An overcast sky wept misty tears on me as I idled a 15-foot garvey out of a private dock in Grasonville, Maryland. I planned to explore parts of Prospect Bay’s shoreline, but a waterman’s Chesapeake Bay deadrise workboat rounded the point just north of Parsons Island and glided across my course, dry stacks barking the patois of a big-block V-8. All thoughts of exploration vanished.
About 40 feet long, narrow for her length and finished in flat white, the boat’s forefoot, sharp as a meat slicer, carved a clean trough into the bay’s choppy waters (see our extra photo gallery here). The bow wave curled like a slice of bologna, tumbled back to the surface and vanished into one of the flattest wakes I’d ever seen. She made 10 knots, maybe 12, and the bay quickly absorbed all record of her passing. A tall, angular deckhouse sprouted from the forward third of the boat, and the open cockpit stretched from the house to the transom, interrupted by only the engine box and the culling board. The freeboard seemed impossibly low by the standards of ordinary pleasure boats, but this characteristic allows the waterman to work his tongs by hand from the wide washboards. A successful day of tonging would have filled a lot of this open space with a mound of oysters, but today she was empty. The owner relaxed at the starboard-side helm console, his fingers loosely wrapped around the fore-and-aft tiller.
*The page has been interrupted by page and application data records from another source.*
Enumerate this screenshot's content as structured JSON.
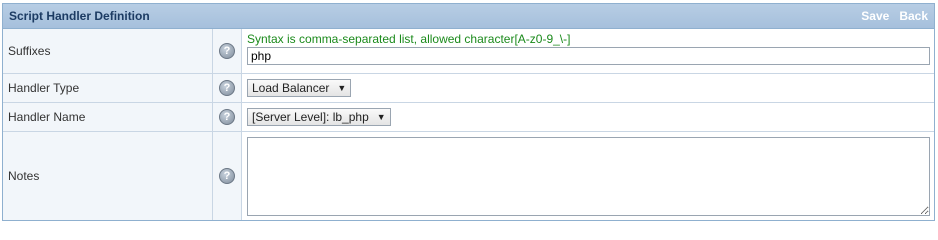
{
  "panel": {
    "title": "Script Handler Definition",
    "save_label": "Save",
    "back_label": "Back"
  },
  "rows": {
    "suffixes": {
      "label": "Suffixes",
      "hint": "Syntax is comma-separated list, allowed character[A-z0-9_\\-]",
      "value": "php"
    },
    "handler_type": {
      "label": "Handler Type",
      "selected": "Load Balancer"
    },
    "handler_name": {
      "label": "Handler Name",
      "selected": "[Server Level]: lb_php"
    },
    "notes": {
      "label": "Notes",
      "value": ""
    }
  },
  "help_glyph": "?",
  "arrow_glyph": "▼"
}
Deadrise motor-workboats and their modern recreational descendants evolved directly from the sailing skipjacks of the late 19th century. Skipjacks are remarkably elegant, V-bottom, shallow-draft workboats, rigged with a leg-o-mutton (triangular) mainsail and small jib. Watermen developed the skipjack in response to the forces of supply and demand in the businesses of oystering and crabbing. These boats were relatively easy and economical to build, could carry a great load and were powerful enough to tow a dredge — characteristics that addressed the inadequacies of the log canoes, log-bottom brogans and bugeyes that watermen employed earlier in the century.
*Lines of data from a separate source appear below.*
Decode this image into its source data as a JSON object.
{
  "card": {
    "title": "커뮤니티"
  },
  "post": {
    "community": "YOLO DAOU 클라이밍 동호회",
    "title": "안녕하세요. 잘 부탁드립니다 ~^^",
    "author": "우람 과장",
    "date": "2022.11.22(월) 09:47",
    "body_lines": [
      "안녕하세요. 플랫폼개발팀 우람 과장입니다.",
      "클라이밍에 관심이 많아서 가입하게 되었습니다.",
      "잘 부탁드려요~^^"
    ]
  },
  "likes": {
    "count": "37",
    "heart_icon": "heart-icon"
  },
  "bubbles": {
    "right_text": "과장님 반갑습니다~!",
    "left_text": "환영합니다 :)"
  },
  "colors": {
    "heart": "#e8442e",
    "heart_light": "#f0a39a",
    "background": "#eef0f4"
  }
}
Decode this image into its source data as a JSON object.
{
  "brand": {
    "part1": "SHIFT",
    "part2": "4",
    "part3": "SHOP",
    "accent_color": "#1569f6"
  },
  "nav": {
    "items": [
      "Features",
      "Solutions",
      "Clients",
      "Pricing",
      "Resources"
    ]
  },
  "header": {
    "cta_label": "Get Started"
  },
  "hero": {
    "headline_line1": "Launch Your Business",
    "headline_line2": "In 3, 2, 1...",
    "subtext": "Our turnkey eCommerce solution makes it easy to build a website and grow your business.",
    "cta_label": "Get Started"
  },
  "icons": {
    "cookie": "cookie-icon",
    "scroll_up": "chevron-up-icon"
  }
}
A great many watermen built boats for themselves, and when one of them produced a particularly handsome and able craft, his cronies often asked that he duplicate the model for them. That’s how oyster fishermen and crabbers became boatbuilders. These watermen/boatbuilders didn’t know how to draw plans and make offsets. They simply built boats by eye, maybe carving a model before laying the keel.